A Knight’s Tale is one of his early best, and really put the actor on the map, channeling both a boyish charm and a fish-out-of-water uncertainty.
10. It made ingenious use of sound
The sound department really stepped up their game for the film; part of the reason the jousting shots look so convincing is the sound that accompanies them.
Tthe lance crunching effect was achieved by slowing down the noise of a firing howitzer by 50%.
11. It has one foot in historical fact
Paul Bettany plays Geoffrey Chaucer in the film, as a kind of Lothario who serves as William Thatcher’s hype man for the majority of the movie.
But of course, Chaucer was a real historical figure; a writer who is widely considered the greatest English poet of the Middle Ages, and whose best known work (The Canterbury Tales) begins with a chapter called ‘The Knight’s Tale’.
At one point in the film, Chaucer notes that he’ll “write this down”, alluding that the film tells the story of how that chapter came to be. While not strictly true, there are certainly a lot of crossovers between fiction and historical fact.
12. It’s full of in-jokes and references
Particularly to The Beatles (presumably Brian Helgerland was a fan).
When Wat explains to Chaucer that if he betrays them he will ‘fong’ him until “… your insides are out and your outsides are in”, he’s technically quoting the Fab Four song ‘Everybody’s Got Something To Hide Except for Me and My Monkey’ from The White Album.

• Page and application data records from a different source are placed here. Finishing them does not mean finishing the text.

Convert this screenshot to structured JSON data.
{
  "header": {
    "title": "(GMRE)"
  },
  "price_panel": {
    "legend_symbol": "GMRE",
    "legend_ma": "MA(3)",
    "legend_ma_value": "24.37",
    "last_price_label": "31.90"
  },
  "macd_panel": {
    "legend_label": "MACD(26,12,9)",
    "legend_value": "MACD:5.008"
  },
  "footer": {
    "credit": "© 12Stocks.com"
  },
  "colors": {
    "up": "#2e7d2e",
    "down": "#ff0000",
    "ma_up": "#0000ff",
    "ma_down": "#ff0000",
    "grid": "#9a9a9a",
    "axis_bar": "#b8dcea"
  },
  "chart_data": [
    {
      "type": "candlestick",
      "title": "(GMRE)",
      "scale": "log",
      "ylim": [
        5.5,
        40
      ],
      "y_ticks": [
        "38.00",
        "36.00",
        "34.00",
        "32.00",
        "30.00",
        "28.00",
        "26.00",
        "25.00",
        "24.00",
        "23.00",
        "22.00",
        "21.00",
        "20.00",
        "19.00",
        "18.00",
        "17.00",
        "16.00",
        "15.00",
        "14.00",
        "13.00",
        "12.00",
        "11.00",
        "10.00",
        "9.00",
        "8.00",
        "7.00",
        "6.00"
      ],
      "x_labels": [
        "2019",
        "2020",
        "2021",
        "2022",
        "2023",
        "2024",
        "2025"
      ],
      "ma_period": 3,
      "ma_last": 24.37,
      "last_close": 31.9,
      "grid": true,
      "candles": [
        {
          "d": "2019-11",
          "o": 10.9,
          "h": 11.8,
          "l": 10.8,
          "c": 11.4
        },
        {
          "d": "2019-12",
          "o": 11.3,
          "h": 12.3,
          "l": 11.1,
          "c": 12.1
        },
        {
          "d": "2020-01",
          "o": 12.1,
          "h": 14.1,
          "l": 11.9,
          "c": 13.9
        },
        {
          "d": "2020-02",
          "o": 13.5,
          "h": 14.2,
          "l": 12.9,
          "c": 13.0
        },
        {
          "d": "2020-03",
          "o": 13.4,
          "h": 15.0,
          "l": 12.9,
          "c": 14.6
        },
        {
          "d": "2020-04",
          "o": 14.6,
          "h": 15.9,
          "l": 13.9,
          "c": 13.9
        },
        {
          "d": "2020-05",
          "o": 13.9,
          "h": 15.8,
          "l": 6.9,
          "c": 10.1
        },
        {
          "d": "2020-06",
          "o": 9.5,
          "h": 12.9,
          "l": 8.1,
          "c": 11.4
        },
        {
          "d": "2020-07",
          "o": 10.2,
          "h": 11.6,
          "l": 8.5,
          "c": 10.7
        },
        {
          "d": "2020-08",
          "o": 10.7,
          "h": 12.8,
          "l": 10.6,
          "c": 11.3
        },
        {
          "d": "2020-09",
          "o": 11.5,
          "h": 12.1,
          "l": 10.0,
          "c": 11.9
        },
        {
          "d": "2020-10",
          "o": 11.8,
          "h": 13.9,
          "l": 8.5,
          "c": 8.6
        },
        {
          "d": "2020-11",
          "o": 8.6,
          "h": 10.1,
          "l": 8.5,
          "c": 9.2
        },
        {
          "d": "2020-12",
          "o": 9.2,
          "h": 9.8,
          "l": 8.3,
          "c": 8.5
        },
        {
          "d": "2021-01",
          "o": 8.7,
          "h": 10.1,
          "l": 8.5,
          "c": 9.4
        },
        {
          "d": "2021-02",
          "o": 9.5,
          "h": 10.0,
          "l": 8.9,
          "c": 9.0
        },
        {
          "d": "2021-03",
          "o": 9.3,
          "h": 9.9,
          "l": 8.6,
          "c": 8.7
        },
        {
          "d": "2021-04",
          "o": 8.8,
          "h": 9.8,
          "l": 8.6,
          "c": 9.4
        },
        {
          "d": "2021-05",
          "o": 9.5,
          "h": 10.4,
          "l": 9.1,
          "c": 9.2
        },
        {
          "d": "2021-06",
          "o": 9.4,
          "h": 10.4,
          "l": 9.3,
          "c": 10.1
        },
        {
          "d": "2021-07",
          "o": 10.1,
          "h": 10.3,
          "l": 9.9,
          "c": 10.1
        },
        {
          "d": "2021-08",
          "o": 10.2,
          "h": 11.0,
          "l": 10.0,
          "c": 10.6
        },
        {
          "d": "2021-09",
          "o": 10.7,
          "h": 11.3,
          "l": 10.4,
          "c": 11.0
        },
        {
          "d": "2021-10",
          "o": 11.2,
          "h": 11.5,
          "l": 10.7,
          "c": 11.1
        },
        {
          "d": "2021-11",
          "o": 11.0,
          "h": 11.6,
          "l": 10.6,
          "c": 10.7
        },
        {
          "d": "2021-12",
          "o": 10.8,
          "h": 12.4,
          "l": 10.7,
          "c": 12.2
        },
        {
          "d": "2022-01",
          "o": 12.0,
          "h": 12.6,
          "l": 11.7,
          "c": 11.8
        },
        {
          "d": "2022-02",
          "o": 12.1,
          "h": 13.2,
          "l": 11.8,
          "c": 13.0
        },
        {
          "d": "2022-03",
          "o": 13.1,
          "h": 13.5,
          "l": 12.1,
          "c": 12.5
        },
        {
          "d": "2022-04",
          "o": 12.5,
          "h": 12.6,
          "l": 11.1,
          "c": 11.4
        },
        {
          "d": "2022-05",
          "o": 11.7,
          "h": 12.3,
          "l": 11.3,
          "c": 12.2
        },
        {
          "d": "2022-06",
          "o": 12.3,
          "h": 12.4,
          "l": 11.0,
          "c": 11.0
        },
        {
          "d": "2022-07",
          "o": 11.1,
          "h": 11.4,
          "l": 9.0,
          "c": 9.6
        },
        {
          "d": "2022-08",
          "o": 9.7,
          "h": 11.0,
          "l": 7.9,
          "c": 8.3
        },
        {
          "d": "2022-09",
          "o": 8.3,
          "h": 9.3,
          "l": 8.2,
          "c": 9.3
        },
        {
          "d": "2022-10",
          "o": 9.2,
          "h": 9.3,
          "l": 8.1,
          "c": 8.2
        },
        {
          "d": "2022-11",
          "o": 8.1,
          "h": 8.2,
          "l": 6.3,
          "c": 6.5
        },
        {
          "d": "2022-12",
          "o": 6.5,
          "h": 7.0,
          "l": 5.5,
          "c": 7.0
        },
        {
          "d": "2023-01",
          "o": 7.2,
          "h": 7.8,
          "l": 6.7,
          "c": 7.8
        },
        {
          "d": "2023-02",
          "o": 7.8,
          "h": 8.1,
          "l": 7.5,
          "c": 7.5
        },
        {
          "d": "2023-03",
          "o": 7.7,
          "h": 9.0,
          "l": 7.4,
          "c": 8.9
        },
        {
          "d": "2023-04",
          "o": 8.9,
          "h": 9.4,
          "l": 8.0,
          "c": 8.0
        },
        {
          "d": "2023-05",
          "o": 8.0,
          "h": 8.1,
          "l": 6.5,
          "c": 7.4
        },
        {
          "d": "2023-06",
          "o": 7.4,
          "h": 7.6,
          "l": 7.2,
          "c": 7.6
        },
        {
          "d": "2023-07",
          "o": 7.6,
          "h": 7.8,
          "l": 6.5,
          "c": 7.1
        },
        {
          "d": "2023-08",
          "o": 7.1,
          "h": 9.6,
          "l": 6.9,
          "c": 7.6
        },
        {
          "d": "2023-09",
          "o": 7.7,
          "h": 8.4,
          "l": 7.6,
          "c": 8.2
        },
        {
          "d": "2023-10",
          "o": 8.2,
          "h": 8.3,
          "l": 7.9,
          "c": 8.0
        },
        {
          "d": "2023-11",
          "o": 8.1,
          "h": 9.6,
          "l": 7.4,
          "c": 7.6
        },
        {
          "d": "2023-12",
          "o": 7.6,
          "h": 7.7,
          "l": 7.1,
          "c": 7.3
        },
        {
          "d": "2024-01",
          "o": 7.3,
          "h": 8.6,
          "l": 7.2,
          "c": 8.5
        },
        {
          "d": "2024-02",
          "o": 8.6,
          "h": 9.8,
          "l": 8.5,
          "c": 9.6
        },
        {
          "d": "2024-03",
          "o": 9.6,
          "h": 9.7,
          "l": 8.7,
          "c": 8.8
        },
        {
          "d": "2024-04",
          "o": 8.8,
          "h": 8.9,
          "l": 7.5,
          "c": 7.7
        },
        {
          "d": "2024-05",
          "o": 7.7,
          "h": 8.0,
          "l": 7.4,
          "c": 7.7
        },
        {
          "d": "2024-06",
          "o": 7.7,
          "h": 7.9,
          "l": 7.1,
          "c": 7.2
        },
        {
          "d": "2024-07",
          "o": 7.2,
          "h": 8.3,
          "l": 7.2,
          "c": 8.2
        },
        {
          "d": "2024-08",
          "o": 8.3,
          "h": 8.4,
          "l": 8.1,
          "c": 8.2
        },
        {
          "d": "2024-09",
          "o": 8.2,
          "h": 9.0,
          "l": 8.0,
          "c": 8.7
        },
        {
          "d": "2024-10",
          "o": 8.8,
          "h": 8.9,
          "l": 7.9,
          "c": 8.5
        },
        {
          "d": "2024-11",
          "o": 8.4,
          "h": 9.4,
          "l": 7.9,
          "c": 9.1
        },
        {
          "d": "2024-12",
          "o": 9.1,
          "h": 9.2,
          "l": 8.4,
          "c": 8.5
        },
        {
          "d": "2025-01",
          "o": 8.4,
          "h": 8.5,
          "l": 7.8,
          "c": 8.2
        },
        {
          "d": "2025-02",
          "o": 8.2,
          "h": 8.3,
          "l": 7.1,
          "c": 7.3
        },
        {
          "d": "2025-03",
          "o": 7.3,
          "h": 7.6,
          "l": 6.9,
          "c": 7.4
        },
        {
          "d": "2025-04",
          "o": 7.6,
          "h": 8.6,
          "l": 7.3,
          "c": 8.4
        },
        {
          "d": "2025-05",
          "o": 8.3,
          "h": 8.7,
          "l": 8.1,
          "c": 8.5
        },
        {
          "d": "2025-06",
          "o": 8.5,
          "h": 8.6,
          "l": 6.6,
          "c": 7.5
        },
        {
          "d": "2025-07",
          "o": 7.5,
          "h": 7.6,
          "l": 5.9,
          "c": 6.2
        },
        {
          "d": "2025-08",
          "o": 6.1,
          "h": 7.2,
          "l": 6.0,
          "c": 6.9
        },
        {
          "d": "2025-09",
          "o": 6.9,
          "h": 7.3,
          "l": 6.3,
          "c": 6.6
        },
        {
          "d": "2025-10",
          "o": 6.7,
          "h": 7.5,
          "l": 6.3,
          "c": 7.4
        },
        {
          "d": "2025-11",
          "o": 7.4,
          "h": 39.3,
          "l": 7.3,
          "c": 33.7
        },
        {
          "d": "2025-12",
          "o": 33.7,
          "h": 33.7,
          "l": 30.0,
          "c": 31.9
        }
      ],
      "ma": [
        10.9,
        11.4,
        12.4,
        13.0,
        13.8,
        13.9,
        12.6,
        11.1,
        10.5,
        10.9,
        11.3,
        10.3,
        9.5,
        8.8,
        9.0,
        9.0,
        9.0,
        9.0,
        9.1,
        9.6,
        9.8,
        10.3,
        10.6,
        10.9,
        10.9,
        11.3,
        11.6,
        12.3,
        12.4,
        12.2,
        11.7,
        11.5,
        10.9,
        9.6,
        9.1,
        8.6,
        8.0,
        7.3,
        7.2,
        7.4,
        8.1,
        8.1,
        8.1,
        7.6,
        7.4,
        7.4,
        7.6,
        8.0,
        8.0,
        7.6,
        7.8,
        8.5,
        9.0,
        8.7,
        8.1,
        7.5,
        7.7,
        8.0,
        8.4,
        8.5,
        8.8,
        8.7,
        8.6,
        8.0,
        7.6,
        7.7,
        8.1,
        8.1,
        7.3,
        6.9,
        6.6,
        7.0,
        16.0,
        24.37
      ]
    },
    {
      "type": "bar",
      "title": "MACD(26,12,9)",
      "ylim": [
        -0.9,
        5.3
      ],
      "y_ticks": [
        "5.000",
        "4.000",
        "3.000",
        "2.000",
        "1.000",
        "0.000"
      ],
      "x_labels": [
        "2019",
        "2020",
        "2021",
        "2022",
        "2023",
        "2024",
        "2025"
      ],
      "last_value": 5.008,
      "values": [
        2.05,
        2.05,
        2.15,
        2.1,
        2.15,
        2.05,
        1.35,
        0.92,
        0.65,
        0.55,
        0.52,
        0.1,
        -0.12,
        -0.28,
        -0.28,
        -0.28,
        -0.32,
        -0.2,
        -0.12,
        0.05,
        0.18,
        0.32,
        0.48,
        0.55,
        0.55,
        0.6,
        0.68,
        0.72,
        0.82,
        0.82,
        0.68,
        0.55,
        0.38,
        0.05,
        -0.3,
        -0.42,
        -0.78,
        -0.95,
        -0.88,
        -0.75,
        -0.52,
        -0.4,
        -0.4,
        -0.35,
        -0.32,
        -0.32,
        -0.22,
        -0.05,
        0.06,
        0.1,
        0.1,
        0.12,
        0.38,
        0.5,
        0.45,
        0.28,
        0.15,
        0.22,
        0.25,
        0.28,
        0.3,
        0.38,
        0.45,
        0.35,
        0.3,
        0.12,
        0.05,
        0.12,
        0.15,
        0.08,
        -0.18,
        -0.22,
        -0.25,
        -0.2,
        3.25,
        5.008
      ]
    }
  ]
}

Yep.
13. It’s full of funny hidden touches
Of course, it’s fairly obvious that the film makers weren’t going for a 100% historically authentic representation of the middle ages.
But perhaps most tellingly, the film still manages to include product placements; the blacksmith’s mark that Kate puts on William’s armor is the logo for Nike.
14. It features strong female characters
Not only is Jocelyn a non-white royal woman in the middle ages (how often do you see that in films?) but Kate the blacksmith, who the team enlists to help with creating William’s armour (because she has the ability to make armor better and lighter than anyone else in the world) is treated as equally as any of the guys.
Modern Hollywood films, take note!
15. It’s the perfect family film
It’s not everyday you sing the praises of a pretty inoffensive film like A Knight’s Tale, but the film really is a modern day classic for family viewing, perfectly balancing adventure, comedy and romance in to a package that everyone can enjoy.
It’s got jokes for the older viewers, and laughs for the younger ones. What could be better?